Website and app data records:
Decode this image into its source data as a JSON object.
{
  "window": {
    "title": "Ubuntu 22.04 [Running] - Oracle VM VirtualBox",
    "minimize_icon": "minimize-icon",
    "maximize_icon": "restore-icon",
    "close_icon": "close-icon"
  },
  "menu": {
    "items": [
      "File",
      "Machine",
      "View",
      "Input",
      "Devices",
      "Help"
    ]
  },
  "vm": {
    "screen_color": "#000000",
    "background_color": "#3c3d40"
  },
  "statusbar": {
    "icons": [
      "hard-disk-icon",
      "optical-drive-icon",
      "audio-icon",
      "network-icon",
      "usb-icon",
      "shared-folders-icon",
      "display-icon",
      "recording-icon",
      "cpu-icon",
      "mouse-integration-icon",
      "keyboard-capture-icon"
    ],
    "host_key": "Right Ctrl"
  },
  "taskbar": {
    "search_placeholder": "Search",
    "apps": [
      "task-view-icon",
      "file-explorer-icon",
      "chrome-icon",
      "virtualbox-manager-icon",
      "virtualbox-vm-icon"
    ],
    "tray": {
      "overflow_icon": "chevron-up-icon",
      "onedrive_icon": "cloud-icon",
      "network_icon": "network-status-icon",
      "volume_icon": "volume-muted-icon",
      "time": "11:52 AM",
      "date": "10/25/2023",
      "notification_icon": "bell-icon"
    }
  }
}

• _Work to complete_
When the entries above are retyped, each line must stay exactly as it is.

• _Exercise solution_
Decode this image into its source data as a JSON object.
{
  "window": {
    "title": "Ubuntu 22.04 [Running] - Oracle VM VirtualBox",
    "minimize_icon": "minimize-icon",
    "maximize_icon": "restore-icon",
    "close_icon": "close-icon"
  },
  "menu": {
    "items": [
      "File",
      "Machine",
      "View",
      "Input",
      "Devices",
      "Help"
    ]
  },
  "vm": {
    "screen_color": "#000000",
    "background_color": "#3c3d40"
  },
  "statusbar": {
    "icons": [
      "hard-disk-icon",
      "optical-drive-icon",
      "audio-icon",
      "network-icon",
      "usb-icon",
      "shared-folders-icon",
      "display-icon",
      "recording-icon",
      "cpu-icon",
      "mouse-integration-icon",
      "keyboard-capture-icon"
    ],
    "host_key": "Right Ctrl"
  },
  "taskbar": {
    "search_placeholder": "Search",
    "apps": [
      "task-view-icon",
      "file-explorer-icon",
      "chrome-icon",
      "virtualbox-manager-icon",
      "virtualbox-vm-icon"
    ],
    "tray": {
      "overflow_icon": "chevron-up-icon",
      "onedrive_icon": "cloud-icon",
      "network_icon": "network-status-icon",
      "volume_icon": "volume-muted-icon",
      "time": "11:52 AM",
      "date": "10/25/2023",
      "notification_icon": "bell-icon"
    }
  }
}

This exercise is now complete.